THE TASK ▸
Search the records for lines with the word "Monthly" and copy each match.

DATASET ENTRIES ▸
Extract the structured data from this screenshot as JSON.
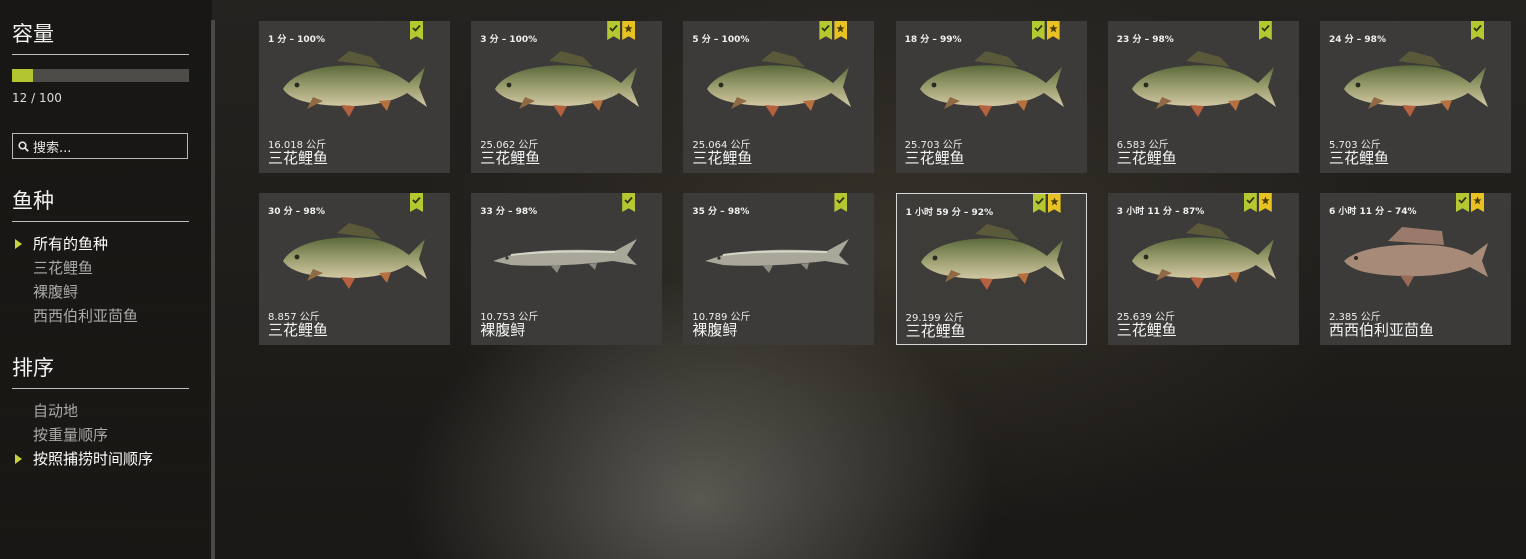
{
  "sidebar": {
    "capacity_title": "容量",
    "capacity": {
      "current": 12,
      "max": 100,
      "text": "12 / 100"
    },
    "search_placeholder": "搜索...",
    "species_title": "鱼种",
    "species_items": [
      {
        "label": "所有的鱼种",
        "active": true
      },
      {
        "label": "三花鲤鱼",
        "active": false
      },
      {
        "label": "裸腹鲟",
        "active": false
      },
      {
        "label": "西西伯利亚茴鱼",
        "active": false
      }
    ],
    "sort_title": "排序",
    "sort_items": [
      {
        "label": "自动地",
        "active": false
      },
      {
        "label": "按重量顺序",
        "active": false
      },
      {
        "label": "按照捕捞时间顺序",
        "active": true
      }
    ]
  },
  "colors": {
    "accent": "#b3c531",
    "gold": "#e8c222",
    "card": "#3c3b39"
  },
  "fish_cards": [
    {
      "meta": "1 分 – 100%",
      "weight": "16.018 公斤",
      "name": "三花鲤鱼",
      "fish": "carp",
      "badges": [
        "check"
      ]
    },
    {
      "meta": "3 分 – 100%",
      "weight": "25.062 公斤",
      "name": "三花鲤鱼",
      "fish": "carp",
      "badges": [
        "check",
        "star"
      ]
    },
    {
      "meta": "5 分 – 100%",
      "weight": "25.064 公斤",
      "name": "三花鲤鱼",
      "fish": "carp",
      "badges": [
        "check",
        "star"
      ]
    },
    {
      "meta": "18 分 – 99%",
      "weight": "25.703 公斤",
      "name": "三花鲤鱼",
      "fish": "carp",
      "badges": [
        "check",
        "star"
      ]
    },
    {
      "meta": "23 分 – 98%",
      "weight": "6.583 公斤",
      "name": "三花鲤鱼",
      "fish": "carp",
      "badges": [
        "check"
      ]
    },
    {
      "meta": "24 分 – 98%",
      "weight": "5.703 公斤",
      "name": "三花鲤鱼",
      "fish": "carp",
      "badges": [
        "check"
      ]
    },
    {
      "meta": "30 分 – 98%",
      "weight": "8.857 公斤",
      "name": "三花鲤鱼",
      "fish": "carp",
      "badges": [
        "check"
      ]
    },
    {
      "meta": "33 分 – 98%",
      "weight": "10.753 公斤",
      "name": "裸腹鲟",
      "fish": "sturgeon",
      "badges": [
        "check"
      ]
    },
    {
      "meta": "35 分 – 98%",
      "weight": "10.789 公斤",
      "name": "裸腹鲟",
      "fish": "sturgeon",
      "badges": [
        "check"
      ]
    },
    {
      "meta": "1 小时 59 分 – 92%",
      "weight": "29.199 公斤",
      "name": "三花鲤鱼",
      "fish": "carp",
      "badges": [
        "check",
        "star"
      ],
      "selected": true
    },
    {
      "meta": "3 小时 11 分 – 87%",
      "weight": "25.639 公斤",
      "name": "三花鲤鱼",
      "fish": "carp",
      "badges": [
        "check",
        "star"
      ]
    },
    {
      "meta": "6 小时 11 分 – 74%",
      "weight": "2.385 公斤",
      "name": "西西伯利亚茴鱼",
      "fish": "grayling",
      "badges": [
        "check",
        "star"
      ]
    }
  ]
}
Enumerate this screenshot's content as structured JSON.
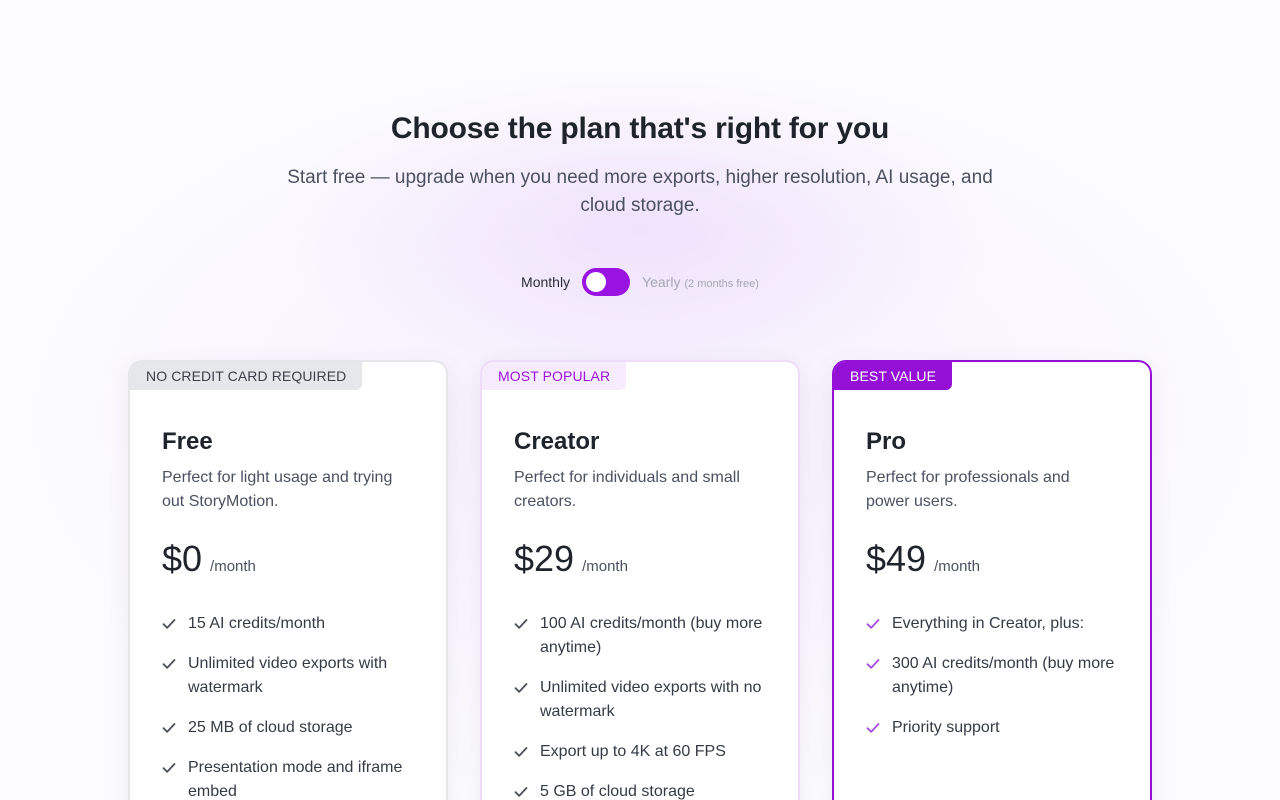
{
  "header": {
    "title": "Choose the plan that's right for you",
    "subtitle": "Start free — upgrade when you need more exports, higher resolution, AI usage, and cloud storage."
  },
  "billing_toggle": {
    "monthly_label": "Monthly",
    "yearly_label": "Yearly",
    "yearly_note": "(2 months free)",
    "selected": "Monthly",
    "accent_color": "#9b13e3"
  },
  "plans": [
    {
      "badge": "NO CREDIT CARD REQUIRED",
      "name": "Free",
      "description": "Perfect for light usage and trying out StoryMotion.",
      "price": "$0",
      "period": "/month",
      "features": [
        "15 AI credits/month",
        "Unlimited video exports with watermark",
        "25 MB of cloud storage",
        "Presentation mode and iframe embed"
      ]
    },
    {
      "badge": "MOST POPULAR",
      "name": "Creator",
      "description": "Perfect for individuals and small creators.",
      "price": "$29",
      "period": "/month",
      "features": [
        "100 AI credits/month (buy more anytime)",
        "Unlimited video exports with no watermark",
        "Export up to 4K at 60 FPS",
        "5 GB of cloud storage"
      ]
    },
    {
      "badge": "BEST VALUE",
      "name": "Pro",
      "description": "Perfect for professionals and power users.",
      "price": "$49",
      "period": "/month",
      "features": [
        "Everything in Creator, plus:",
        "300 AI credits/month (buy more anytime)",
        "Priority support"
      ],
      "accent_color": "#9410d6"
    }
  ],
  "icons": {
    "feature_bullet": "check-icon"
  }
}
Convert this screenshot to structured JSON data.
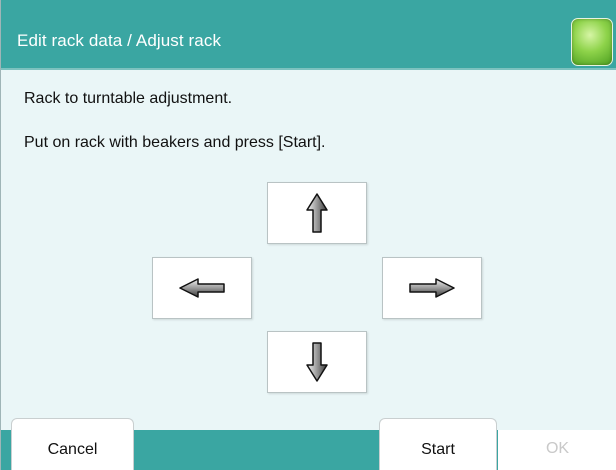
{
  "window": {
    "title": "Edit rack data / Adjust rack",
    "status_indicator": "green-status-led"
  },
  "messages": {
    "line1": "Rack to turntable adjustment.",
    "line2": "Put on rack with beakers and press [Start]."
  },
  "arrows": {
    "up": "arrow-up-icon",
    "left": "arrow-left-icon",
    "right": "arrow-right-icon",
    "down": "arrow-down-icon"
  },
  "footer": {
    "cancel_label": "Cancel",
    "start_label": "Start",
    "ok_label": "OK",
    "ok_enabled": false
  },
  "colors": {
    "title_bar": "#3aa6a2",
    "background": "#eaf6f7",
    "status_led": "#8ed34a",
    "disabled_text": "#c9c9c9"
  }
}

TASK SOLUTION ▸
    "monthly_label": "Monthly",
    "selected": "Monthly",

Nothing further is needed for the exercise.